During this same phone call, according to Miller, she also attempted to refill two other prescriptions originally filed with PharmaCare, UVA's previous provider, for what we'll call Drugs B and C. But she says she was told that Eckerd had not obtained the existing prescriptions from PharmaCare, so she "would need to obtain new prescriptions."
This was startling news, because UVA offers a "Frequently Asked Questions" page that claimed that refills of existing mail service prescriptions would be transferred to Eckerd "in early January 2004"– yet Miller was being told that Eckerd had no record.

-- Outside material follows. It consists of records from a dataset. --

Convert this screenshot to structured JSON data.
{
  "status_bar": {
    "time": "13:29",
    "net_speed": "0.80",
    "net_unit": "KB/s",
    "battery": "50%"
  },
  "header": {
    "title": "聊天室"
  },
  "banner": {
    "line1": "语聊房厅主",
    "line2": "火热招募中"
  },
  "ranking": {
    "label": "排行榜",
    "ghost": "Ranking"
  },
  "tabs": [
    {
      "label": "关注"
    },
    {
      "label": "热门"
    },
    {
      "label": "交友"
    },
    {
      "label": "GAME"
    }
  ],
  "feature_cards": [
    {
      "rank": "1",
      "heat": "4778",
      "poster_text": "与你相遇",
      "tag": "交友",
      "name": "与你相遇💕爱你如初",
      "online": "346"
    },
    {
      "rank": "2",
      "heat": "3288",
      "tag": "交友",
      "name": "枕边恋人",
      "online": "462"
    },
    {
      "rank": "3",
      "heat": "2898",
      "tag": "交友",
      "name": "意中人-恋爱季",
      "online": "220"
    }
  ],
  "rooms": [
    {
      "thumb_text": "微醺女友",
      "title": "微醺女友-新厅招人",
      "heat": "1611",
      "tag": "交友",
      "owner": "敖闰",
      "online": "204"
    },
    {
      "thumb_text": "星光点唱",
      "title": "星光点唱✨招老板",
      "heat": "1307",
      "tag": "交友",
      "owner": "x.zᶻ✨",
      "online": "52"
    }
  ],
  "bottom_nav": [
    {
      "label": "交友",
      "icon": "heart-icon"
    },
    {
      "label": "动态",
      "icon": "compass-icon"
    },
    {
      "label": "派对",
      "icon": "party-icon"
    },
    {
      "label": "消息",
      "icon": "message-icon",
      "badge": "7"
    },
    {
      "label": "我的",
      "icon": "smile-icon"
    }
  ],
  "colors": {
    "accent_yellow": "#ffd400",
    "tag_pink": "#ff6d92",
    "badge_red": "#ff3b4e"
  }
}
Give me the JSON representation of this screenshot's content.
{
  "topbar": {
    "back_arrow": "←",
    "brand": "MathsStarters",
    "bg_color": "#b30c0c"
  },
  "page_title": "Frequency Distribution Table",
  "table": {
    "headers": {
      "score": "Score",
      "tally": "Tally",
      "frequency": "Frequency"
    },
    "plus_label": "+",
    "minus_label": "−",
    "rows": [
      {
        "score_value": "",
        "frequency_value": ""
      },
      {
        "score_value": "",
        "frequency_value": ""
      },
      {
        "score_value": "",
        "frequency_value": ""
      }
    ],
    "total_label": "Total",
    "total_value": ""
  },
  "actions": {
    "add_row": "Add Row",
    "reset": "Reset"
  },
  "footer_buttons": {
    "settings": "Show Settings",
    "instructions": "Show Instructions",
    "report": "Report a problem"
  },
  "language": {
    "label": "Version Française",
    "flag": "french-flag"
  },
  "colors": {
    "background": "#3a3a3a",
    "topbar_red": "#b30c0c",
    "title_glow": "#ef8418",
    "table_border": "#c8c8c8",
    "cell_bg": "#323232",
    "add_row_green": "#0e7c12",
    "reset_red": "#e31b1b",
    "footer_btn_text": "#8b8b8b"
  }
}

"I telephoned my physician," Miller continues, "and discovered that he was on vacation. The physician covering for him rewrote the prescriptions, but could only do so for a 30-day supply." She saw her physician on March 11, who wrote "new" prescriptions for Drugs B and C (and faxed a required pre-authorization form for Drug B to Eckerd).
According to Miller, she called on March 23 to see if the prescriptions for Drugs B and C had been filled, and was told, she says, that Drug B required pre-authorization. She explained that a pre-authorization had been submitted. The Eckerd representative agreed to try the prescription again, but was still unsuccessful, she says.
Miller then contacted UVA Health Plan Ombudsman Anne Broccoli, who was able to cut through the bureaucratic jungle and get the prescription filled.
Now, back to Drug A. Miller eventually received a 30-day supply– not the 90-day supply she was used to getting under PharmaCare. "I am sure," she wrote, "that having to reorder every 30 days will be more expensive than [receiving] a 90-day supply, not to mention an inconvenience."
I met with Broccoli, who walked me through the various provisions of Eckerd coverage– which isn't academic for me, as I'm also a UVA employee. And I plead guilty to not having read (or, in some cases, even saved) the information UVA sent about the new coverage.
Miller admits she apparently neglected to read the letter explaining that because MS is one of a group of illnesses that require complex drug regimens, Eckerd will closely monitor her prescription for Drug A. Miller will be assigned to a patient-care coordinator, who, as explained in the unread letter, will contact her "on a regular basis to help with medication compliance and answer any questions."
However, Miller claims she has yet to be contacted by such a person– even though it's been more than three months since the switch-over.
The day after I met with Broccoli, she emailed Miller to say that she had verified that the prescriptions for Drugs B and C "did indeed transfer" from PharmaCare to Eckerd. Three months– and two replacement prescriptions– later, however, that's pretty cold comfort.
Broccoli did have some good news for anyone who, under the new plan, was denied Nexium (a popular but relatively expensive drug for the treatment of such conditions as gastrointestinal reflux disorder): Existing Nexium prescriptions will be grandfathered in throughout 2004.
Do you have a consumer problem or question? Email the Fearless Consumer or write her at Box 4553, Charlottesville 22905.